2023 kicks off with the Toy Story of your nightmares…
Annually, there always seems to be a horror comedy which reigns supreme. 2021 had malignant, 2022 had Scream and 2023, in its brief lifespan thus far, has already blessed us with this iteration in the form of M3GAN. The film follows Gemma (Allison Williams), a robotics expert who after adopting her orphaned niece Cady (Violet McGraw), decides to gift the young girl with a prototype of a child-like AI named M3gan (model 3 generative android for your information). In a Chucky-like fashion, the robot doll soon gets a taste for murder and things only go from bad to worse there onwards.
Though homicidal dolls have become a somewhat staple in the horror genre, M3gan, whilst not particularly groundbreaking in this respect, is still a solid film. Firstly, the practical effects which brought M3gan ‘to life’ are simply incredible. Throughout viewing, it seems ambiguous as to whether she is even real or a product of CGI. Surprisingly, the puppetry department manages to create an uncanny sense of realism through her facial expressions and meticulous movements.
In terms of M3gan as a character. She dominates with her sarcastic yet ever menacing one-liners. It’s safe to say there hasn’t been a recent horror villain with as much sass as she possesses (as well as killer dance moves). She is truly the heroine of the Tik Tok generation. That being said, some of her moments are truly horrifying to witness with particular focus on her frightening movements. One scene depicts her run devolve into an animalistic sprint onto all fours. Another sees the doll move eerily with body contortions mirroring that of the girl(s) from Ringu/The Ring. Its moments like these remind audiences that at its core, M3GAN is still a horror flick.
On the surface, M3GAN’s core narrative may appear a little predictable. The first act at times feels painfully slow but helps establish Gemma as a character and her torn priorities between her work and caring for Cady. Though Allison William does give a decent performance here, some of her interactions with her niece can feel a little wooden – especially when discussing Cady’s deceased parents. It also questionably shows a lack of her pain for their loss as after all, she too lost her sister and brother-in-law.

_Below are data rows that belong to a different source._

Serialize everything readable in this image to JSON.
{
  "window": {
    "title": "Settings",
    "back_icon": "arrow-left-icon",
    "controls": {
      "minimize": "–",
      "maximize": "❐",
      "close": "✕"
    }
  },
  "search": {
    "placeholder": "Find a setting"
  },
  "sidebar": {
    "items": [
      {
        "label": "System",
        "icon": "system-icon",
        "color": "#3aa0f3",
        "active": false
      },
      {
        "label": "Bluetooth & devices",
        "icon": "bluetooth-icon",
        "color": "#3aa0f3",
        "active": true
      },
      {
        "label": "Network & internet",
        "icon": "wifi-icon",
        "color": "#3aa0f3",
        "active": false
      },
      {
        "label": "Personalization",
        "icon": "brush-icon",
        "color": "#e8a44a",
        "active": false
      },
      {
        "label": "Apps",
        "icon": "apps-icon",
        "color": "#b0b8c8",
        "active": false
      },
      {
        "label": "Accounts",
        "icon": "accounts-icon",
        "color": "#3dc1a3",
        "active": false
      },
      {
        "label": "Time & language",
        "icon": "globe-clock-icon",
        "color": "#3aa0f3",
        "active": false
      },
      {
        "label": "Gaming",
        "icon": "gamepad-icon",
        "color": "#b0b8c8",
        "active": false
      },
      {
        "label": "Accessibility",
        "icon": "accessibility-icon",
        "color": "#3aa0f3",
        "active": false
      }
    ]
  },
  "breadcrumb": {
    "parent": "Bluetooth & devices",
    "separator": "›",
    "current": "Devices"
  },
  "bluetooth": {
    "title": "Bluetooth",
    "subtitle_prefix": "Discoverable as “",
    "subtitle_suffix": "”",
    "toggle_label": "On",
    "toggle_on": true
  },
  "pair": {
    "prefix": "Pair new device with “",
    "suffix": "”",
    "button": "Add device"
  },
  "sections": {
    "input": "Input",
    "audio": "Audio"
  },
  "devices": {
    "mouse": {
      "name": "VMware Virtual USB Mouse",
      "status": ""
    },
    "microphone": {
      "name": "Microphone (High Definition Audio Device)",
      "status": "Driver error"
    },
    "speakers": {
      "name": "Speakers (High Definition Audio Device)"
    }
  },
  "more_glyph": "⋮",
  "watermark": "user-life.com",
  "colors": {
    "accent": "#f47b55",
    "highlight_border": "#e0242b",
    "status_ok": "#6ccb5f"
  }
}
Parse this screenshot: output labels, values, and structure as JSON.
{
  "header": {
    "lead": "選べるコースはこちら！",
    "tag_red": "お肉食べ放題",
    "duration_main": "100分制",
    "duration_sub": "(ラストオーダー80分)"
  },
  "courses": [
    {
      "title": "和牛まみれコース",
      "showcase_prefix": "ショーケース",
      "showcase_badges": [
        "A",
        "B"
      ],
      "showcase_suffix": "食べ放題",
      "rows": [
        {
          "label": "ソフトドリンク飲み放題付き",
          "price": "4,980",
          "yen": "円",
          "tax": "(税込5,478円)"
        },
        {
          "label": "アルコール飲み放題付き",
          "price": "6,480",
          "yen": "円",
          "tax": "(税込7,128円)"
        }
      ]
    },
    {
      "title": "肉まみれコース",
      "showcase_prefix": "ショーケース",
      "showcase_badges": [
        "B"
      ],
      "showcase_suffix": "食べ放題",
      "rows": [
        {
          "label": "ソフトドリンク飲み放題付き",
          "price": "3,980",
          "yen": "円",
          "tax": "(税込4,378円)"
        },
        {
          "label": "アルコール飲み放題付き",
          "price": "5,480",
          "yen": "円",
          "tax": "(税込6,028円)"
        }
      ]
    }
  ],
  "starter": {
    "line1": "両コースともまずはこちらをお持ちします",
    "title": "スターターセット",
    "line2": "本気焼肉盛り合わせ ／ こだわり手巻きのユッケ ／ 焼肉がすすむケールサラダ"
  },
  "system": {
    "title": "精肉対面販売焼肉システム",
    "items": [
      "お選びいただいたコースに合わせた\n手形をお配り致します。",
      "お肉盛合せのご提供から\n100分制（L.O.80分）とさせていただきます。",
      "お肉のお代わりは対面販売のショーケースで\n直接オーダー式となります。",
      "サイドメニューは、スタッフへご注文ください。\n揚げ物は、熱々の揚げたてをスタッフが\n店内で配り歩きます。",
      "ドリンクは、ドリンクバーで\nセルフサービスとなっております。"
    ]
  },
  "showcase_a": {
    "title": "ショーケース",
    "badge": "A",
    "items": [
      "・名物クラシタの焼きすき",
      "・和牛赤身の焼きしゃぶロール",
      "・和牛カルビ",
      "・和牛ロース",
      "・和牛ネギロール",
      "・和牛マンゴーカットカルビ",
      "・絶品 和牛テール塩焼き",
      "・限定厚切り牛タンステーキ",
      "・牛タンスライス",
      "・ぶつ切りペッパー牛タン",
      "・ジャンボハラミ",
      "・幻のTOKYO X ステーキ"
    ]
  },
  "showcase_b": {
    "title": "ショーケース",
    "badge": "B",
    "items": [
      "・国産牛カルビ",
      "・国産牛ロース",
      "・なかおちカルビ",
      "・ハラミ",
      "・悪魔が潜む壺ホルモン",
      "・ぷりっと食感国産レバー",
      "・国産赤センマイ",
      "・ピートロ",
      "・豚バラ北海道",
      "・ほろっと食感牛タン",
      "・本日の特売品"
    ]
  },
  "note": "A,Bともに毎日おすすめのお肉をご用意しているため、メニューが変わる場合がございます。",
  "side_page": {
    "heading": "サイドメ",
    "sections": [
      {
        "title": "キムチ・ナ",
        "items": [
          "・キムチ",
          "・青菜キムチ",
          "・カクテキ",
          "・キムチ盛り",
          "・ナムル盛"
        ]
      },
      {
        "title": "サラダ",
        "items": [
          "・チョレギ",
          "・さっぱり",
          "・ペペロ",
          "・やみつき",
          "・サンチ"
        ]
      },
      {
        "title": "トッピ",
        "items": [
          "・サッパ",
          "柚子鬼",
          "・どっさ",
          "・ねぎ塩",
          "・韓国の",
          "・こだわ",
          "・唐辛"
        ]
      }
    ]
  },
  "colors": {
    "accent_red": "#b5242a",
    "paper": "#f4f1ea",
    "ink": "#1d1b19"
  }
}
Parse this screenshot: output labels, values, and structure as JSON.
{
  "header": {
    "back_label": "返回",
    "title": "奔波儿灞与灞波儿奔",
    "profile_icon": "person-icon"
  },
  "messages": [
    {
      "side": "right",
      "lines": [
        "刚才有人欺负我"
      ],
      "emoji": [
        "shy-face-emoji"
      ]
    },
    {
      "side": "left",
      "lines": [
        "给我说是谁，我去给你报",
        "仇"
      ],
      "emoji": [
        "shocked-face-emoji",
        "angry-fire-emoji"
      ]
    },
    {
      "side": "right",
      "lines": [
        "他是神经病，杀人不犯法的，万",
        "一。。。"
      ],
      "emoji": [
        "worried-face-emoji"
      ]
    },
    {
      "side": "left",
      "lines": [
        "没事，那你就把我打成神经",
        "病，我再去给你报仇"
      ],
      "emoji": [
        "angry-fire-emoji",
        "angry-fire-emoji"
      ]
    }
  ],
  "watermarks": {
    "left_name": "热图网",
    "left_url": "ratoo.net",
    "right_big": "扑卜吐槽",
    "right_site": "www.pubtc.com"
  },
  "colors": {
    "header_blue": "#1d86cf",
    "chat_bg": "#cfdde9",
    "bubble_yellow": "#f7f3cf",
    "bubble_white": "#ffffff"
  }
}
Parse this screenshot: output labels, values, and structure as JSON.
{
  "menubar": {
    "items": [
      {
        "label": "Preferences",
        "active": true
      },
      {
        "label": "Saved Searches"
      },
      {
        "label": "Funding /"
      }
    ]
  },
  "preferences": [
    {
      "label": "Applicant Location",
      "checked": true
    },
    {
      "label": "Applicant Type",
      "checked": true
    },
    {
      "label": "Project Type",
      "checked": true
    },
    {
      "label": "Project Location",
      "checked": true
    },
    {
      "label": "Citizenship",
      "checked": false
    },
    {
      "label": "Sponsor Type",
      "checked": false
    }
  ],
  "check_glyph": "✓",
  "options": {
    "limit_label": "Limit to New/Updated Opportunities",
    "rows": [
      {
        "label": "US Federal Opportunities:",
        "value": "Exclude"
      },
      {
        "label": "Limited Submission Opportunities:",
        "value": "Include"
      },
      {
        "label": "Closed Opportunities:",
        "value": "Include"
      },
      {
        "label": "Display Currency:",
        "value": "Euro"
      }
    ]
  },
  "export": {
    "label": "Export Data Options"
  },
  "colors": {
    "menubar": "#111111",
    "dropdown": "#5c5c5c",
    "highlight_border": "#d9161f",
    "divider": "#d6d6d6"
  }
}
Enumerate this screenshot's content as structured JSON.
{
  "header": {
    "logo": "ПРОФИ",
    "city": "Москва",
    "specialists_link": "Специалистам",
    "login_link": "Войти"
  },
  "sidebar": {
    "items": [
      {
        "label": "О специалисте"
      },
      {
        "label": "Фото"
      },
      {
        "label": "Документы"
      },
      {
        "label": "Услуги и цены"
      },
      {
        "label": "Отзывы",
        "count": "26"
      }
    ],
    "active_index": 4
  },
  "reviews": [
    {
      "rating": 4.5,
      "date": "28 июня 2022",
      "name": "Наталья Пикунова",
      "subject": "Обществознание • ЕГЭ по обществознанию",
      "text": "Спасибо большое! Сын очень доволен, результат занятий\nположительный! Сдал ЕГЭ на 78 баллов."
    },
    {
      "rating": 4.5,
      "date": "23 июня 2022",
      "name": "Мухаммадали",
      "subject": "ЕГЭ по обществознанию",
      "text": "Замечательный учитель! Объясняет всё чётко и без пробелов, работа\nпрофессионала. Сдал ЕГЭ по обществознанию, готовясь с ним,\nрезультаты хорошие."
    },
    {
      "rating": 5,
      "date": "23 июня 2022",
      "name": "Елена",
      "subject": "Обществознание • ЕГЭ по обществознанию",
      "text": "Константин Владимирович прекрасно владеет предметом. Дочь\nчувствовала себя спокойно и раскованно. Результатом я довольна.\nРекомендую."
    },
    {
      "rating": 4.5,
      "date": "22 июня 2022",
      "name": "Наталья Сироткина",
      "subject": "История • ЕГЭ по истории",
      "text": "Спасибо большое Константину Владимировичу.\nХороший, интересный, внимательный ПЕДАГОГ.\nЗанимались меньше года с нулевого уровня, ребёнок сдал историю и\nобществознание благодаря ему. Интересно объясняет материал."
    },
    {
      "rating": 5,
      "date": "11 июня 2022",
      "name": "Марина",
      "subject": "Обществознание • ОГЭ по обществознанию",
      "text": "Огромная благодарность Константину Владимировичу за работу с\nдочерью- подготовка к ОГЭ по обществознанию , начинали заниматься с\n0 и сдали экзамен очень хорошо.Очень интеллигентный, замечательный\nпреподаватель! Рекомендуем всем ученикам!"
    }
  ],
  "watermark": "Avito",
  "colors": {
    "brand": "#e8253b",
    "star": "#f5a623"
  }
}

Once M3gan becomes a part of ‘family;, the film unsurprisingly picks up. What initially makes M3gan an interesting figure is her malice being coated with the twistedly ‘good intention’ of looking out for Cady’s well-being. In a morbid way, she is a character you perhaps initially root for as her role of a guardian angel. Though this moral ambiguity isn’t something which lasts too long let’s say, it’s interesting for the filmmakers to place it in this positioning of sympathy for such a dangerous character.
The film also says quite a bit to say through its commentary on a number of topics. The opening scene of an advertisement parody pokes fun at the current nature of consumer culture and the general low bar for products nowadays in terms of quality which nevertheless still get bought in the millions. M3gan’s presence in Gemma and Cady’s household drives away the two character’s relationship. On one hand, the film asks whether the presence of technology leads children astray from building real human connections. On the other, it asks, and particularly in Gemma’s example, whether technology is becoming a lazy substitute for parenting. These notions are what add depth to the film’s otherwise surface level concept.
I think M3gan’s strongest point however is just how damn fun it is. As the film transitions into its third act, the hilariousness is just ramped up to the max. Whilst most of these moments are shown in the multitude of trailers for the film, they still don’t lose their charm when depicted on the big screen – especially Megan’s infamous pre-murder boogie. The film’s climax plays out exactly as one could expect but doesn’t generally detach from the gratification one feels by the film’s end.
All in all, M3gan is an entertaining title with enough laughs and just enough scares to keep you engaged throughout – even after a slightly sluggish start. The practical effects are a marvel to behold and the titular doll herself is one to be cemented for a long time in the canon of great horror villains.